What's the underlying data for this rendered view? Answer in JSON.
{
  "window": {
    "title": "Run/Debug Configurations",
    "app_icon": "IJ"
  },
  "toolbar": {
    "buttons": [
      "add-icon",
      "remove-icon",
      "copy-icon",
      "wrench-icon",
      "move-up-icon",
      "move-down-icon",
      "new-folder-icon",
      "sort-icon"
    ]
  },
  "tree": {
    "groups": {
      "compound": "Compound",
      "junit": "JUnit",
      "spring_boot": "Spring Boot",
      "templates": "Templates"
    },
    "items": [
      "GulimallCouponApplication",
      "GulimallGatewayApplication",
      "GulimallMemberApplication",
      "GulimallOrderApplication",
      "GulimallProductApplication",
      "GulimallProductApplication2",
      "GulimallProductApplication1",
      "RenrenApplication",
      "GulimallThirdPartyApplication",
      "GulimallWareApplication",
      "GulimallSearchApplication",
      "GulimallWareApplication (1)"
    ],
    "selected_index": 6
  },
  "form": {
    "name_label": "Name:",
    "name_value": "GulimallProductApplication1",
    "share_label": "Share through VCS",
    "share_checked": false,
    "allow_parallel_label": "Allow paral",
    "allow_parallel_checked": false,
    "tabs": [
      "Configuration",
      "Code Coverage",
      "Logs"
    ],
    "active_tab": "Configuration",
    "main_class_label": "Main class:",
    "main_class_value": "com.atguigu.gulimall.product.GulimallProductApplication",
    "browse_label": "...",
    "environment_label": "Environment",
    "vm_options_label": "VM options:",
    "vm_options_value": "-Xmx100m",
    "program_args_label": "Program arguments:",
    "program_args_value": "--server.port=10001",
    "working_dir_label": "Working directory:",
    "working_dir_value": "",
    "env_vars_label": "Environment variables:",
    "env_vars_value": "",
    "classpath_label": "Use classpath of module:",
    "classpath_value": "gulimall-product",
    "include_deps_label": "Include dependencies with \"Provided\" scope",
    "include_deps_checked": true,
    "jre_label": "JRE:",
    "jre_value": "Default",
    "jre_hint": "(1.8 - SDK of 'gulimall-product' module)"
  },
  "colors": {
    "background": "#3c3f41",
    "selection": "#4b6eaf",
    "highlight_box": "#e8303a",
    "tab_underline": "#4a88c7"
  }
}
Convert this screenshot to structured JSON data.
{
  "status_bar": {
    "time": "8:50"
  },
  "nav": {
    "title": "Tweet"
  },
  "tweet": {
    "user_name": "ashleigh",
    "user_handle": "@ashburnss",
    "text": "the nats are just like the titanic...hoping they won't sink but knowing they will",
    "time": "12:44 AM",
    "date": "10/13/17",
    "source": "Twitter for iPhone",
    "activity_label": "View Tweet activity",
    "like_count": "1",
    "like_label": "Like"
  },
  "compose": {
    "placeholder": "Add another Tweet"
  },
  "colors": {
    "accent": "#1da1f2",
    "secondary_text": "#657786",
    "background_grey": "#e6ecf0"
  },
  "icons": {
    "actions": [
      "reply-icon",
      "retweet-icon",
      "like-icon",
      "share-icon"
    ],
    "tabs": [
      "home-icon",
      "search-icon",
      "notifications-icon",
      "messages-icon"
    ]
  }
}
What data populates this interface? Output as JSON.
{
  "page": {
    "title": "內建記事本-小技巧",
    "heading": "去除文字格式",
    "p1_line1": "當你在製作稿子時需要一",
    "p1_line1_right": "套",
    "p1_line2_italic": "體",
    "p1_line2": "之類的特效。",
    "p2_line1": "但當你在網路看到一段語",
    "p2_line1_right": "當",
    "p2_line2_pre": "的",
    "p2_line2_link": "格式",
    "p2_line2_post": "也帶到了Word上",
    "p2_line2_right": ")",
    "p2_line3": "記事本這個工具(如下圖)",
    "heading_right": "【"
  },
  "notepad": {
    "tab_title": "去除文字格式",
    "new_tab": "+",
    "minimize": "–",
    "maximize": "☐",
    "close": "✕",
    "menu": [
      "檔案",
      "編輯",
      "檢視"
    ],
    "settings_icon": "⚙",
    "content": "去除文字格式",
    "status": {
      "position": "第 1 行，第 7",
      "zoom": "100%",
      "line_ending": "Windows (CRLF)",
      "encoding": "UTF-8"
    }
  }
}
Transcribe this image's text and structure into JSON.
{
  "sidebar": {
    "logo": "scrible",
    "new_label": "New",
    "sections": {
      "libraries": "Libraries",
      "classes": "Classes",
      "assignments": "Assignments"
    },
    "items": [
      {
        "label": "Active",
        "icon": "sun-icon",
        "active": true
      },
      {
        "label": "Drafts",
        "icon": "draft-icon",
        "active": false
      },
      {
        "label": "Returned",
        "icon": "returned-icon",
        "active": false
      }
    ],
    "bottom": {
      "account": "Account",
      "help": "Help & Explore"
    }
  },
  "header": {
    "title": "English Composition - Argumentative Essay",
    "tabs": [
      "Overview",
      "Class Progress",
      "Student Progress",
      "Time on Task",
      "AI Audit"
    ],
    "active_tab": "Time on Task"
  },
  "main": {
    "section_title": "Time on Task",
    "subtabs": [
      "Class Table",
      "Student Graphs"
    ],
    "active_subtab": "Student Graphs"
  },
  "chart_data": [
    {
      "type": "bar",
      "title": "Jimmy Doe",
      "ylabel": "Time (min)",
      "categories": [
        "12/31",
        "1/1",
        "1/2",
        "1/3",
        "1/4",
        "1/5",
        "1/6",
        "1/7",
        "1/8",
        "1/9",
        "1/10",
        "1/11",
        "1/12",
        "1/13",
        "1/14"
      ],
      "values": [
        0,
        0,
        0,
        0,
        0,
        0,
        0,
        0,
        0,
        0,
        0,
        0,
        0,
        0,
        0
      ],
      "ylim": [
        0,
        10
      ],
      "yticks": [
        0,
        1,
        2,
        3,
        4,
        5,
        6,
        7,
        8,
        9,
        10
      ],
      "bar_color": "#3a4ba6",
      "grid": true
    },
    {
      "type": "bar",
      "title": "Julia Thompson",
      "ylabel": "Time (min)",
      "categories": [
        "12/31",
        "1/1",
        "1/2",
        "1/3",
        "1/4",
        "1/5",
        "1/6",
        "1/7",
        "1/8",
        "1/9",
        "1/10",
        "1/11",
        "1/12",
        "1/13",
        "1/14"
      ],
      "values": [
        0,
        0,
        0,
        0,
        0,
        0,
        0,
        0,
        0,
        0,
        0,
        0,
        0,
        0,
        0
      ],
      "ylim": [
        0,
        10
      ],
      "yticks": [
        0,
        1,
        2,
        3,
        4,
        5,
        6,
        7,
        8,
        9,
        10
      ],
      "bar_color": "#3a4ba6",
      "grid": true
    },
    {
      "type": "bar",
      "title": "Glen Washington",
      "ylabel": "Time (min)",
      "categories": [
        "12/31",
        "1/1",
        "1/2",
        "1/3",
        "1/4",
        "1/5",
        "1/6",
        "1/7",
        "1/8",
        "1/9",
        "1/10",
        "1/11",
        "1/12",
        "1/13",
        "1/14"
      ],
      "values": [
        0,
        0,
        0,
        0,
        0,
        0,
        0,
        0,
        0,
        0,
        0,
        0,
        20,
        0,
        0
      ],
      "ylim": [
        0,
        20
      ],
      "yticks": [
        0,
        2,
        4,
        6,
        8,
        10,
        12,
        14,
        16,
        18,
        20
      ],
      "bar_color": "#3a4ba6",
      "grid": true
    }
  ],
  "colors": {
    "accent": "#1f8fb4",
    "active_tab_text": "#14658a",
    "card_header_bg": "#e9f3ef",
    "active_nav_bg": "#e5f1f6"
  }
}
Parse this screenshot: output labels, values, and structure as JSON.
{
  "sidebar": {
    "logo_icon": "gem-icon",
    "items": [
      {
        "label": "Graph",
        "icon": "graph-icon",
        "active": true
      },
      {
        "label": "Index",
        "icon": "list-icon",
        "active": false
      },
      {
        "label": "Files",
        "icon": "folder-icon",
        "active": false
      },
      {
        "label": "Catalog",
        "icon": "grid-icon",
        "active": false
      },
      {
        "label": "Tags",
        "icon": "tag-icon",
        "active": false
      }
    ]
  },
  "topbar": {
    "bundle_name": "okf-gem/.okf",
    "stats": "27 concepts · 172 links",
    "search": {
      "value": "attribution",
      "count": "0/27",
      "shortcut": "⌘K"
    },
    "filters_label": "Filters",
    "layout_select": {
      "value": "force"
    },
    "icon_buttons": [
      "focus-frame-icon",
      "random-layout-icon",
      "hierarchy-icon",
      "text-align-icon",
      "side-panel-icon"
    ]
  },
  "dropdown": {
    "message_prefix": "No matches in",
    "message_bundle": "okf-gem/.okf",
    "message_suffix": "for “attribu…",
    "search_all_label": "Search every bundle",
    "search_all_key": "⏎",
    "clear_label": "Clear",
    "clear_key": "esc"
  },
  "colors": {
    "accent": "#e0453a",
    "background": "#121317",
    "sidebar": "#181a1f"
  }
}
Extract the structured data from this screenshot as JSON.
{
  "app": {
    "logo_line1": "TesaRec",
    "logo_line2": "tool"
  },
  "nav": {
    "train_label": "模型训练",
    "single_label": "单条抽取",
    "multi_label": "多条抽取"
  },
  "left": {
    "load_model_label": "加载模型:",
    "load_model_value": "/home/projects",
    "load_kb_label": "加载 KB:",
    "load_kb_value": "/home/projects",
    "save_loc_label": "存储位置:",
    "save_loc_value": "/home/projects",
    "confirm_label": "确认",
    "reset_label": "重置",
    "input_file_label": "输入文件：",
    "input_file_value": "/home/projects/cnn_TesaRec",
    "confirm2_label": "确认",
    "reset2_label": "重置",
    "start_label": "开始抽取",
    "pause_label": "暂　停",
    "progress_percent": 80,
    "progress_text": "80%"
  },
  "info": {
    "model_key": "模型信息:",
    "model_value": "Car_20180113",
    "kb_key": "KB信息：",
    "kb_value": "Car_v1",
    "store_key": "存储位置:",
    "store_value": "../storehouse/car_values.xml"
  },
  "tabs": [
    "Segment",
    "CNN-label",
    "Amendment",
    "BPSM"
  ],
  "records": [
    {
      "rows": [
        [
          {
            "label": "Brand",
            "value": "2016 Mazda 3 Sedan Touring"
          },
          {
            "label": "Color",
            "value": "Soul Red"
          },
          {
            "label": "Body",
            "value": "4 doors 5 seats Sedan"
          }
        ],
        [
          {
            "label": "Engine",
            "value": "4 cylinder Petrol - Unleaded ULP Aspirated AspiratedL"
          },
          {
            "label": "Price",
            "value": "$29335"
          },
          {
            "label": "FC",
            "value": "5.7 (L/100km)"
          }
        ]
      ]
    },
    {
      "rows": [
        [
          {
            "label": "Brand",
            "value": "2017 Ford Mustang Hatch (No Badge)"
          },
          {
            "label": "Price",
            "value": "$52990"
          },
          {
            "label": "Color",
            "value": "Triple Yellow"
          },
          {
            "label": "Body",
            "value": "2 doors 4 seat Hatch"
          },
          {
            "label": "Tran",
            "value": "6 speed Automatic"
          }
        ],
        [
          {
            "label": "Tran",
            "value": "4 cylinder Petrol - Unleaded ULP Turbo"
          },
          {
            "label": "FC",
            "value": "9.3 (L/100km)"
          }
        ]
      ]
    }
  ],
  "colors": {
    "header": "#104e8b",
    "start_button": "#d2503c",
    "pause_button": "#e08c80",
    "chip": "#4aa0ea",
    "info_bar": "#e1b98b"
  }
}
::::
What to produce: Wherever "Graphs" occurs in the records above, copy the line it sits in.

Reply:
      "Student Graphs"
    "active_subtab": "Student Graphs"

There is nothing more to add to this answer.